◆ Task objective: Only lines that contain the string "data" should be returned from the material below.

++++ Input records ++++

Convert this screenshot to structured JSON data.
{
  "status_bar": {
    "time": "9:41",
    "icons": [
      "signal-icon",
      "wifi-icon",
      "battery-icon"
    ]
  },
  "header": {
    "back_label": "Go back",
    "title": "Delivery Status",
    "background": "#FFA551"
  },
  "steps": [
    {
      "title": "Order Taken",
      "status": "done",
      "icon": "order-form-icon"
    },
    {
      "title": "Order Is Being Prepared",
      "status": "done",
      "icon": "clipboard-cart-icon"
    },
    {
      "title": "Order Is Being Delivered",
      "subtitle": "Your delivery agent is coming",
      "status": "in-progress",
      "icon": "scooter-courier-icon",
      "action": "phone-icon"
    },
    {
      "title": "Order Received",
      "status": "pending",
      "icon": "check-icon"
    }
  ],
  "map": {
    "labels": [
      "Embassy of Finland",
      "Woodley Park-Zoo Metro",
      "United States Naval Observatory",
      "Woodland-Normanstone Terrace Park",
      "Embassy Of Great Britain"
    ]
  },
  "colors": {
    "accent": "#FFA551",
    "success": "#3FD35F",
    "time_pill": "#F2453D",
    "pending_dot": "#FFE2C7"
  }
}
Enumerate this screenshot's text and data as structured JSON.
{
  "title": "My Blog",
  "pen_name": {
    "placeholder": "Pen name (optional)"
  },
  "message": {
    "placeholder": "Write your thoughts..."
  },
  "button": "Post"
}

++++

◆ Written solution:
Convert this screenshot to structured JSON data.
Enumerate this screenshot's text and data as structured JSON.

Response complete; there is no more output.